In some cultures times of great import, life-cycle events, are marked by drink. In some they are marked by fasting or gift giving or chanting. In mine they are marked by food. The factors that shape my personal culture are mainly three and are so closely linked as to be inseparable: my family, my religion, my personality. Each of those dictates that food is the key to any celebration or time of hardness or mourning. I can tell you exactly what was served at the house after each of my grandparents died just as I can tell you what food was served at birthday parties, weddings, baby namings, circumcisions, and other important happy occasions. We cook, we bring food, we share food, we eat. That’s what we do. So, when my husband accomplished something impressive this week I made a special meal: homemade challah, salad with mini-falafel and crispy rice noodles, dijon green beans and sliced yellow beet, garlic basil roasted chicken and potatoes, rustic apple gooseberry pie. And we ate it. It was wonderful. Here follows the recipe for the pie.
Rustic Apple Gooseberry Pie (or Peach Blueberry or Nectarine Cherry…)
for the crust:
- 1 cup (8 oz) butter or margarine, cold
- 1 1/2 cups unbleached white flour
- 1 cup whole wheat pastry flour
- 1 Tbs sugar
- 1 tsp salt
- 1 egg
- 3 Tbs cold water
for the filling:
- 4 cups trimmed gooseberries (tops and tails removed)
- 2 peeled large apples
- 1 cup sugar
- 1 Tbs brandy, whiskey, rum, or vanilla extract
- extra sugar for sprinkling
Make the crust first. Put the flour, sugar, salt, and butter in the body of a food processor and pulse until you have coarse crumbs. Add the egg and the water, 1 Tbs at a time, until the dough forms a ball and holds together. It should not be sticky but also not crumbly. Wrap in plastic or waxed paper and put in the fridge while you prepare the filling. Grate the apples into a bowl with the liquor in it. Add the gooseberries and sugar and toss well. Split dough into two equal parts, put one aside for another time. Roll the other piece, using flour to keep the dough from sticking to the board, into a rough circle. Crust should be 1/4 inch thick. Place dough in the middle of a well-greased cookie sheet. Pile filling into the middle of the dough to within 1 – 1 1/2 inches of the edge then fold the dough up around the edges. The finished pie should have an open space in the middle. The dough might crack a little, this is ok as long as there aren’t big gaps around the edges where the fruit is. Sprinkle with granulated sugar. Bake at 350 for between 45 minutes and an hour, until dough is starting to brown and fruit is bubbly.
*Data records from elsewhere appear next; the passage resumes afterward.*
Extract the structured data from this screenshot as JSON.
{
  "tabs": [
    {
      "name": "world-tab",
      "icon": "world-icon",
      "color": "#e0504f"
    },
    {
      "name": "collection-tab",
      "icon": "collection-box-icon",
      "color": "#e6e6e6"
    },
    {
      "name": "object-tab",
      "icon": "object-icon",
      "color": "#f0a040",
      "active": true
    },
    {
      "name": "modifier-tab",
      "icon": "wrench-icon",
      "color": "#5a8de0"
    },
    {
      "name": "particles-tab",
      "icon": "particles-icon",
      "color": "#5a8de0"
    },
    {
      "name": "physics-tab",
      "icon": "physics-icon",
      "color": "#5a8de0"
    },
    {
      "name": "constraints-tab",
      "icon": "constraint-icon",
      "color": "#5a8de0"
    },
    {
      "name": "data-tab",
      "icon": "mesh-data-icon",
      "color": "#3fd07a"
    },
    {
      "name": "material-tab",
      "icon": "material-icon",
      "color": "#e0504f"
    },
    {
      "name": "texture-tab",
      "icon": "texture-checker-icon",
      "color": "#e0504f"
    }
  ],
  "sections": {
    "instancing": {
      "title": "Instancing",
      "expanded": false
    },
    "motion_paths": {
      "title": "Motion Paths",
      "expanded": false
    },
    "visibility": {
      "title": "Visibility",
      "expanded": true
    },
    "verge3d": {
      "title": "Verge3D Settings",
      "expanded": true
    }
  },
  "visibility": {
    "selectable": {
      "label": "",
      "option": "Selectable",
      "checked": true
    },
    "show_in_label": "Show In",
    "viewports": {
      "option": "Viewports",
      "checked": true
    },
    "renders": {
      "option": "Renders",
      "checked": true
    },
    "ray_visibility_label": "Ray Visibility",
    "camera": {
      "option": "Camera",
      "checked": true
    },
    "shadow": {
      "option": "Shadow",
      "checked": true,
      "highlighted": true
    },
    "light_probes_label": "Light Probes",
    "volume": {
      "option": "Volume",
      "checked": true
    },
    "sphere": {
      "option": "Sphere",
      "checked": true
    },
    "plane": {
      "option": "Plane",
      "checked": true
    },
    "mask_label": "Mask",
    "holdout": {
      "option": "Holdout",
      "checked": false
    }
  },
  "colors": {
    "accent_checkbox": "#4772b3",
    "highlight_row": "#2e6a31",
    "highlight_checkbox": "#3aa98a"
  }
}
Some of the juices will leak out onto the pan, this is also ok.
Variations: Substitute pitted cherries and sliced or chunked nectarines for the fruit, omit alcohol and add a pinch of ground cardamom instead. Or peeled sliced of chunked peaches with blueberries. You can also use raisins or dried cranberries that have been soaked in water or brandy to plump them with peeled chopped apples and a dash of cinnamon and nutmeg. Use your imagination!